Tour de France 2022

( Season 2022 )
Four countries: Denmark, Belgium, Switzerland and France feature on the map for this 109th Tour de France. Denmark will be the tenth country to host the Grand Départ, the most northerly in the Tour's history. On the programme: eight French regions, twenty-nine departments and nearly 3,330 kilometres for twenty-one stages.


Stage 1: Copenhagen/Copenhagen (13.2 km, individual time trial)

The 2022 edition of the Tour de France starts in Copenhagen, the Danish capital, with an individual time trial just over 13 km. The Queen Louise Bridge is reputed to be the busiest cycling route in the world. The riders will start the Tour by heading down the start ramp one by one to tackle a city circuit that will take them past Tivoli Gardens and the Little Mermaid, with a handful of bends that are quite technical.
Stage 2: Roskilde/Nyborg (202.5 km, flat)

The Tour's riders already got a taste of what it's like to ride over the sea in 2015, when they reached the finish in Zeeland. This time, the Great Belt crossing is 18 kilometres long, and there's a strong possibility that the riders will have to battle with gusting winds. The teams that are most adept at dealing with windy conditions will have a tactical card to play.
Stage 3: Vejle/Sønderborg (182 km, flat)

Although the route never strays far from the coast on the Jutland peninsula, it will be less exposed to the wind than the day before, which should make it easier for the sprinters' teams to control the race. Before a transfer and an unusually early first rest day, this stage should see the first round in the battle between the sprinters.

Stage 4: Dunkirk/Calais (171.5 km, hilly)

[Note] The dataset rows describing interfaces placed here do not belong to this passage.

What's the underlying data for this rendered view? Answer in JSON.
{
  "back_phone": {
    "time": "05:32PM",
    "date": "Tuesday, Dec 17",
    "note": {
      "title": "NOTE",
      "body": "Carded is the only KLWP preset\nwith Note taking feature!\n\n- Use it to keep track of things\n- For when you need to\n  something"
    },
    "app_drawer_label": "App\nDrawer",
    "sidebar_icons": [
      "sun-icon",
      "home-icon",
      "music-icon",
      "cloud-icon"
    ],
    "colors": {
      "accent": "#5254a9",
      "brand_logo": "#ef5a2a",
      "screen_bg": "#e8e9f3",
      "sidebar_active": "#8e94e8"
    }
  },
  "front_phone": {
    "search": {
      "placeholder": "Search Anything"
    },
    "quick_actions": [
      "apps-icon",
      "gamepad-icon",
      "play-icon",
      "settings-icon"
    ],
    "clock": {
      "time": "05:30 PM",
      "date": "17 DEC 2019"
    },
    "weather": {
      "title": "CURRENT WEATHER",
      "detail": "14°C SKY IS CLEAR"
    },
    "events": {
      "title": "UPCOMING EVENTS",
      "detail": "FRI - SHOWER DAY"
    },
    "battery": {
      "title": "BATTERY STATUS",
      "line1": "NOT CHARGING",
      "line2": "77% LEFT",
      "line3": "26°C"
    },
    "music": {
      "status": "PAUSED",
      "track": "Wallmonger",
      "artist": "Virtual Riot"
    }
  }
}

For the fourth stage, it's back to France. Although the stage starts and finishes at sea level, the amount of climbing in between might well give the sprinters some cause for concern. The peloton, for example, will head towards the hills of West Flanders before visiting the Boulonnais hills. There's likely to be lots of long-range attacks, especially in the final section along the coast, which could potentially be windy: the climbs near the Cap Gris-Nez and Cap Blanc-Nez headlands could prove decisive.
Stage 5: Lille Métropole/Arenberg Porte du Hainaut (157 km, hilly)

In 2018, the Tour's last cobblestone stage concluded with John Degenkolb winning in Roubaix. This stage will feature just as much bone-jarring action in what is the most acrobatic challenge of the opening week. Good preparation and full concentration will be the favourites' best weapons for dealing with their apprehension.
Stage 6: Binche/Longwy (220 km, hilly)

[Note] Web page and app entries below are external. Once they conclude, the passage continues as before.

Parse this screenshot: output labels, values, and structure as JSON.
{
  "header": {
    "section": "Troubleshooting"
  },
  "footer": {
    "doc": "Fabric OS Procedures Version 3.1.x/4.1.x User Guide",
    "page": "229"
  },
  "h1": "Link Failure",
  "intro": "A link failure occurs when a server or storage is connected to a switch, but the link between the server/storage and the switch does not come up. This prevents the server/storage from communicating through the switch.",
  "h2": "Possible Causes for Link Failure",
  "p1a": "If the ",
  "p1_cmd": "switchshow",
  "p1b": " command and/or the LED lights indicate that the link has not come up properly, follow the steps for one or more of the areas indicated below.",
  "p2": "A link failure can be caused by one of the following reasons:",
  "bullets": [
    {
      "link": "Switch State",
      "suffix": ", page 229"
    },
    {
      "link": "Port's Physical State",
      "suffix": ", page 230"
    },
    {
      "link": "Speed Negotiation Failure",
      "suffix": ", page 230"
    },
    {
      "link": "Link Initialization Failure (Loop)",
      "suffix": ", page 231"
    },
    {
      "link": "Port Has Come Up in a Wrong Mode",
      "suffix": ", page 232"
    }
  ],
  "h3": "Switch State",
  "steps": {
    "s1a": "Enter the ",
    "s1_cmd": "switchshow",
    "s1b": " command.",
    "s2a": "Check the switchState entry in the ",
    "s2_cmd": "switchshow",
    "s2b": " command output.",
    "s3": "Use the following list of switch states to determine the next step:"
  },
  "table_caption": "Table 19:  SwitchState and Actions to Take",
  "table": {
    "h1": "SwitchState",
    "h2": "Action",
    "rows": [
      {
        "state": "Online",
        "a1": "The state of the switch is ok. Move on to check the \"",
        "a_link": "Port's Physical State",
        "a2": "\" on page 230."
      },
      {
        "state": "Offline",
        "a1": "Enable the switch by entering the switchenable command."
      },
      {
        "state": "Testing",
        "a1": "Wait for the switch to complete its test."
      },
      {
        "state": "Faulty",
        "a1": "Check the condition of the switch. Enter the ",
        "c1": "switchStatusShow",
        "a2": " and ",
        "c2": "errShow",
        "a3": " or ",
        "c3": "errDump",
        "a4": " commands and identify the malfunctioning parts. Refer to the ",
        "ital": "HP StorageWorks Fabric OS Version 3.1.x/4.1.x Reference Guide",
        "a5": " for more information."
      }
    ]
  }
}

This is a long trek through the Ardennes, and the contenders will have to pace themselves well if they want to shine in the finale, which is even tougher than the one featured last time the Tour visited Longwy. The leading puncheurs will be to the fore on the Mur de Pulventeux, located 6 km from the finish (800m long and averaging 12%), and they'll need to push themselves hard if they want to make it through the Côte des Religieuses.
Stage 7: Tomblaine/La Super Planche des Belles Filles (176.5 km, mountain)

Although this is the first summit finish of the 2022 Tour, it doesn't come at the end of an authentic mountain stage. However, La Super Planche des Belles Filles always guarantees a high-intensity finish. The gaps on this steep climb shouldn't be that substantial, but the riders' finishing positions will give a strong indication of the form of the podium contenders.